Maybe the mind works like this too for emotional pain. If something very sad has happened, then sometimes we can get stuck, get looped on a particular set of feelings. Even though an experience has long been over, we still carry the weight, just because we are familiar with always carrying it. Unless I consciously observe my emotional health, it is really easy to hold onto things that no longer serve me. Choosing to put these things down is important. I am allowed to walk unhindered.

Map Point. How am I preventing my happiness?

 

 

Actual Mirrors

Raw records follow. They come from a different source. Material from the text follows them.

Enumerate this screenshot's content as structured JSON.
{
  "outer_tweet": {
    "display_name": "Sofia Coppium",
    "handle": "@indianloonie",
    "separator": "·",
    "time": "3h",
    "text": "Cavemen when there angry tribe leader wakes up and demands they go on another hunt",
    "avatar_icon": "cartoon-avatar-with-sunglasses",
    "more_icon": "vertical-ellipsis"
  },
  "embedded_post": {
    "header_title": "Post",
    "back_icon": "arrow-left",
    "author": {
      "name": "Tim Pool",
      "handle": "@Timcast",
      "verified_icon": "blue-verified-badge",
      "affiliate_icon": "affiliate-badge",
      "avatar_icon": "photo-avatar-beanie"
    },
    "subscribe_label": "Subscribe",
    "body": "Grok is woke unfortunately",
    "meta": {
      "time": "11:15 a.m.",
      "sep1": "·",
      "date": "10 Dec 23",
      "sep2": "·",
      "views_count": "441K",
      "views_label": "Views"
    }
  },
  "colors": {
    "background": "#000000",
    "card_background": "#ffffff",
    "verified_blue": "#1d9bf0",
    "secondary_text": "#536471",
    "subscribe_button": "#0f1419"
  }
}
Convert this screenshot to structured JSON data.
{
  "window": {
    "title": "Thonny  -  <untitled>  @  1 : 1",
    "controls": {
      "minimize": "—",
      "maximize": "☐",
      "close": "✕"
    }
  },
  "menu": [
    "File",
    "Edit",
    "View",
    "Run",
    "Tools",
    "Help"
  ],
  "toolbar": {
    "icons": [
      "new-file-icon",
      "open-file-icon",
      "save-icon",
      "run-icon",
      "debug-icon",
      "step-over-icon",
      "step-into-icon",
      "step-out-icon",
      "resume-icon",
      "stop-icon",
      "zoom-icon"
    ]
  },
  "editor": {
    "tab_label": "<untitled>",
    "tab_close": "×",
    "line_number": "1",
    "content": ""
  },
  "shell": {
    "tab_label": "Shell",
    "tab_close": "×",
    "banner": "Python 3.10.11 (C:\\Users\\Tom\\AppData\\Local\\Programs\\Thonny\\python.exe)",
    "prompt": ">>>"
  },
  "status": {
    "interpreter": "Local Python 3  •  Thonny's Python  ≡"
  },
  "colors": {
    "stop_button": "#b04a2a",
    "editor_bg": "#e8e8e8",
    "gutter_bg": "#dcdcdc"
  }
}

There have been times in my life when I have looked into the mirror and irrespective of how fat or thin I was, I saw nothing but negativity, judgement and humiliation looking back at me. This was a hard place to start my day from and didn’t exactly boost my self-esteem.

The absolute worst time in my life for doing this was when I was in my twenties. There were a round six months of my life where I found that I was actively choosing not to eat. I was a student at the time; my mum lived close by, so some evenings I would go and have a proper dinner with her, and that felt nice. But for the rest of the time, I drank black coffee and ate a couple of biscuits here and there. My weight tumbled off. A healthy weight for me is around eleven to eleven and a half stone. I was around thirteen when I began this endeavour and when I began eating normally again, I was down to ten stone. I am a tall person with a large frame, all of my bones were visible. I was incredibly unhappy with a variety of issues in my life, a relationship had ended, a new one had begun that was problematic in some ways, my uncle was slowly fading with dementia, my grandad had died. I don’t think that it was any one of these things that made me take the actions that I did, but likely a combination, I regained control of my life by limiting my food intake.

Any addiction or denial gives us back the control that we feel is missing, and for me, lack of food was empowering. I found that feeling hungry made me feel alive, made me feel good. I would stand in front of the mirror naked, pinching bits of skin, deciding that I could go another half stone. I didn’t see beauty or anything positive, just something that I could control. I was also getting many compliments about how skinny I was becoming. I guess this must have been nice, as it further endorsed the choices that I was making. It was truly one of the most unhappy periods of my life.

As I began to deal with my sad experiences, I became a healthy weight again, and I found myself naked in front of the mirror, telling myself and utterly seeing myself as beautiful. Maybe this was to self-endorse, maybe I needed the reassurance, but it occurred to me a few day ago that I don’t do that anymore. I am now around a stone above my ideal weight, so maybe my level of self-love has dropped, but although this is a possibility, I don’t think that it is true. I think that I have reached a stage in my life where it no longer matters. I eat really well, I exercise, meditate, socialise with exceptional people. Viewing myself in terms of how my body looks is no longer relevant. I still like to look nice, but I no longer tie my emotional state to my physical one. If I receive a compliment, I have immense gratitude to the person giving it, but it doesn’t further endorse me. I have self-endorsed, thus I have left the emotional weight of the shape of my body behind.

Map Point. How do I feel about my physical state?